2008 is the final year for the Chevrolet Uplander, and while the van has undergone a number of drive train changes since its inception, the overall styling and feel of the van have remained the same. From the front, the Uplander resembles a slightly truncated version of the vehicle that it replaced, the Venture, which itself can trace its styling lineage back to the early 90’s. The Uplander has a rounded, boxy shape which fits in well with the look of the SUV’s offered by Chevrolet - although the low stance, large greenhouse and dual sliding side doors give it away as a minivan.

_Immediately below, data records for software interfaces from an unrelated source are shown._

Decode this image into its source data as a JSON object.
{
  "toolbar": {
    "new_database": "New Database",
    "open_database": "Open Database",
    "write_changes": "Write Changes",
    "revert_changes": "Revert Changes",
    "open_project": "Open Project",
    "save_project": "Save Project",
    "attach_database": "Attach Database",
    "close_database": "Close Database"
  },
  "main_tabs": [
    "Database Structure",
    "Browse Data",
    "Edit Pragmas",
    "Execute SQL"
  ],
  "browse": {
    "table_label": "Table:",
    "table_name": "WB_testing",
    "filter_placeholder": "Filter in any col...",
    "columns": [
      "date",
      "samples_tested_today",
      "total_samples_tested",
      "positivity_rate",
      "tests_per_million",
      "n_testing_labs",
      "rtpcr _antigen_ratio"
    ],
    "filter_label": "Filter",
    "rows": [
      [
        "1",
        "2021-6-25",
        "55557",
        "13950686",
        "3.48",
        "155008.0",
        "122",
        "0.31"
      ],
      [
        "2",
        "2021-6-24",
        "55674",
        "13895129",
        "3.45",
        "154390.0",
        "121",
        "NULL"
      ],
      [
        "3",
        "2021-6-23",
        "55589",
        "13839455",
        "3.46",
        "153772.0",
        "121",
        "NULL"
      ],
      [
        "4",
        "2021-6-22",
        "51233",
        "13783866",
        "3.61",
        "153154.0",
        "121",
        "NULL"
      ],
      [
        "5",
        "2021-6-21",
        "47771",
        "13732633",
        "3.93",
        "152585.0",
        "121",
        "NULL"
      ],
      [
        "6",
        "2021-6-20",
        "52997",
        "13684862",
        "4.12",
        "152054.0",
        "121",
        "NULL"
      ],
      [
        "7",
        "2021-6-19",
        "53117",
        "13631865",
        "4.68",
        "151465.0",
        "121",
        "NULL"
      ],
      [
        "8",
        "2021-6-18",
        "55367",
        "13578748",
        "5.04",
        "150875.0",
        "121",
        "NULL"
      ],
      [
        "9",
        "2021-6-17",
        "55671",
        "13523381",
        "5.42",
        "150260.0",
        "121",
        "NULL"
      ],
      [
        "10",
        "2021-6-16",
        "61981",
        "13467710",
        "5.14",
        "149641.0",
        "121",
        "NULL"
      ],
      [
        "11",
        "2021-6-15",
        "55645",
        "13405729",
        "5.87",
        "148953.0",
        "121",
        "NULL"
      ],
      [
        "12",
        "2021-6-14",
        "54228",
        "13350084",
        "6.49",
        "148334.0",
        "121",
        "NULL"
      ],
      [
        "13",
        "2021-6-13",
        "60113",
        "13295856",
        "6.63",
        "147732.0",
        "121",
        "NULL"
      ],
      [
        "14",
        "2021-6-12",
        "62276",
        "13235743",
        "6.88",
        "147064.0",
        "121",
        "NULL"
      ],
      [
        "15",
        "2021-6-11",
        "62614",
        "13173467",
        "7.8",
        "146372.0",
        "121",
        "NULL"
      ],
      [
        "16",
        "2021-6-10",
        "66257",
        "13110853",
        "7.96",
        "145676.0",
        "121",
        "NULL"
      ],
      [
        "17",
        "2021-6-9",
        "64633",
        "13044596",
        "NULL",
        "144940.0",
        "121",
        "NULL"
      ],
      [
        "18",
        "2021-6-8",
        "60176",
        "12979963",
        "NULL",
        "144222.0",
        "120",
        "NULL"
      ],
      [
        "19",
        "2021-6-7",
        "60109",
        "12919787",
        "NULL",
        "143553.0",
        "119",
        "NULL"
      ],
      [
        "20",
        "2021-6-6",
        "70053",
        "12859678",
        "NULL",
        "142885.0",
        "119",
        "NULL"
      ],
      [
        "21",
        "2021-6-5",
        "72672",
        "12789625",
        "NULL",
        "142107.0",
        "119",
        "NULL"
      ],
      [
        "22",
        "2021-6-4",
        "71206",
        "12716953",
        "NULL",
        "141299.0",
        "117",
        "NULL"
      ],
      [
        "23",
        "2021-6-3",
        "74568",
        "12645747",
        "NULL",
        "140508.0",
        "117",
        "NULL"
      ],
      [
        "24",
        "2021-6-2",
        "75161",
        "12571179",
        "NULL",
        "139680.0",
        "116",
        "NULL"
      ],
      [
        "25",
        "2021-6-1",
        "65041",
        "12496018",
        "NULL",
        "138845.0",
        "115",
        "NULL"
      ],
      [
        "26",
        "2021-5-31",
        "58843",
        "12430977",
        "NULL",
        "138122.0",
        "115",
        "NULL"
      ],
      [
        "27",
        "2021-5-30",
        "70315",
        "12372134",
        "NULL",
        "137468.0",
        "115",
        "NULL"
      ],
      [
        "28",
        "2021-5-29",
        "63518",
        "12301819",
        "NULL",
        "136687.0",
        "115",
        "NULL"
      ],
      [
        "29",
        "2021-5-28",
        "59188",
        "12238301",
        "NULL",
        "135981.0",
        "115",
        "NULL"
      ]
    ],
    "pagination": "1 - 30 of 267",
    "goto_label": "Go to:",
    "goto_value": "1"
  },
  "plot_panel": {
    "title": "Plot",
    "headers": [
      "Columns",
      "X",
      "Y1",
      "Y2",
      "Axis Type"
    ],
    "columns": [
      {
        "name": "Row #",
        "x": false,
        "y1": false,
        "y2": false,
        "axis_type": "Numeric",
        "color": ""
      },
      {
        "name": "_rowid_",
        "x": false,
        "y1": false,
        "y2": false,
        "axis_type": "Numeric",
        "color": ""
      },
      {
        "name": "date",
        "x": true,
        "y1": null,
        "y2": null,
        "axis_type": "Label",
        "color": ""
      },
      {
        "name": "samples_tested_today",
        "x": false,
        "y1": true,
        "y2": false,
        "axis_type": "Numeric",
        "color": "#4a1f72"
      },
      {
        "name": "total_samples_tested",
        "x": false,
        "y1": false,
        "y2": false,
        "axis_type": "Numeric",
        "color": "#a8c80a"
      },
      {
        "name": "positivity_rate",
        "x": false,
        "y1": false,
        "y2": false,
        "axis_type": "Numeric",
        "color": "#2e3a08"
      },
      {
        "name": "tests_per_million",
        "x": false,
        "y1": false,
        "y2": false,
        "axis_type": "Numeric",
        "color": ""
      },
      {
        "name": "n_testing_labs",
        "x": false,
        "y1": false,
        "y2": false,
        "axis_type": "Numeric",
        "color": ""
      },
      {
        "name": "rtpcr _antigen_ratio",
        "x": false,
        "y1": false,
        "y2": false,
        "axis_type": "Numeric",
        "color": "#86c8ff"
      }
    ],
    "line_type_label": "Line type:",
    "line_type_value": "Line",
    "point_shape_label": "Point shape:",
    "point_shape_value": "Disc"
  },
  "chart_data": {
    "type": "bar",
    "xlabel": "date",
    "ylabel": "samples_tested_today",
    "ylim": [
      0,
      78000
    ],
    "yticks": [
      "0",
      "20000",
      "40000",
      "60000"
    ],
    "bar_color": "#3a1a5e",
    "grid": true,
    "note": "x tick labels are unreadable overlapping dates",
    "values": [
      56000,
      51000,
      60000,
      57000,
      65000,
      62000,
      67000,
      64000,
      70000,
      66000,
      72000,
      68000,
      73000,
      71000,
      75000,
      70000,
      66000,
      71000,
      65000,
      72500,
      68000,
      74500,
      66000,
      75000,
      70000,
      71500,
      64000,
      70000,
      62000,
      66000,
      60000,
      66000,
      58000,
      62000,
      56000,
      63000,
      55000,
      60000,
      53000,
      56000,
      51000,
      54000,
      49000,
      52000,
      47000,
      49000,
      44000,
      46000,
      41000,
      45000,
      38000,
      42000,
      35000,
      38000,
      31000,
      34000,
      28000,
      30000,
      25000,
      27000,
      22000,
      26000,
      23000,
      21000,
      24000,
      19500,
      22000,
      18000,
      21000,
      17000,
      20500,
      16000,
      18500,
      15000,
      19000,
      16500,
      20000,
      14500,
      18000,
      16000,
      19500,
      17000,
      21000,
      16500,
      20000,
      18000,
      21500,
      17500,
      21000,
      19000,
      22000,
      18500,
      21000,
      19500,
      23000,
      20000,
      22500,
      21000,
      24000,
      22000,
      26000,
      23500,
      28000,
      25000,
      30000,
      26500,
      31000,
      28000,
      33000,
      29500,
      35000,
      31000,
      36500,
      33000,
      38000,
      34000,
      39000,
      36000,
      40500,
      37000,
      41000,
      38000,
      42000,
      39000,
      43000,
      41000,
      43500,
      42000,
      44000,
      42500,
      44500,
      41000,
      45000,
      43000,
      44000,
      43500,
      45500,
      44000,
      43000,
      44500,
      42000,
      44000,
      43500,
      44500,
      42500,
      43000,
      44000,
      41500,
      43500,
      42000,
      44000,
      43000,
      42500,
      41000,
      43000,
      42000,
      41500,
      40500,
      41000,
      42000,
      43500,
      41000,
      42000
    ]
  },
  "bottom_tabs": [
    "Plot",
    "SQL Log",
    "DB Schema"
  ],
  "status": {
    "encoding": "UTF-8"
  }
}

There are two trims available for the 7 passenger Uplander. The LS is outfitted with a 3.9 liter V6 engine that produces 240 horsepower, coupled with a 4-speed automatic transmission. This new base engine addresses some of the concerns that had previously been voiced regarding the heavy Uplander feeling underpowered. Inside, the Uplander LS benefits from OnStar, air conditioning, and a driver information center, as well as power seats and door locks. Upgrading to the LT trim gives buyers rear-seat climate controls, second row bucket seats and an upgraded entertainment system. The LS can be had in an extended wheelbase version of the van, while the LT is exclusively available in this length. A cargo version of the Uplander can also be had for those who want to avoid the costs associated with running a full-sized panel van. The Uplander’s feature set is rounded out by power sliding doors, optional Stabilitrak stability control and traction control. A Flex Fuel version of the 3.9 liter V6 is also available.

The front-wheel drive Uplander has good acceleration, but when it comes time to take corners at speed, drivers are instantly reminded that they are in a tall, long minivan that isn’t designed to be taken to the races. While the ride is comfortable, this smoothness has come at the price of road feel and stiffness, meaning that the Uplander is not nearly as pleasant to drive as some of the car-based crossovers that it competes with. Fuel economy is decent but unimpressive, with 16 miles per gallon in town and 23 on the highway. A large fuel tank means that parents can go for over 600 miles between soccer games and school plays before they have to stop and fill up.

One of the primary features that attracts buyers to the Uplander is price. For just over $20,000, Chevrolet offers a reliable, somewhat stylish alternative to higher-priced crossovers and fuel-hungry sport utility vehicles. Unfortunately, the Uplander has lost the battle to these same competitors, and after 2008 there will no longer be a minivan for sale in Chevrolet showrooms.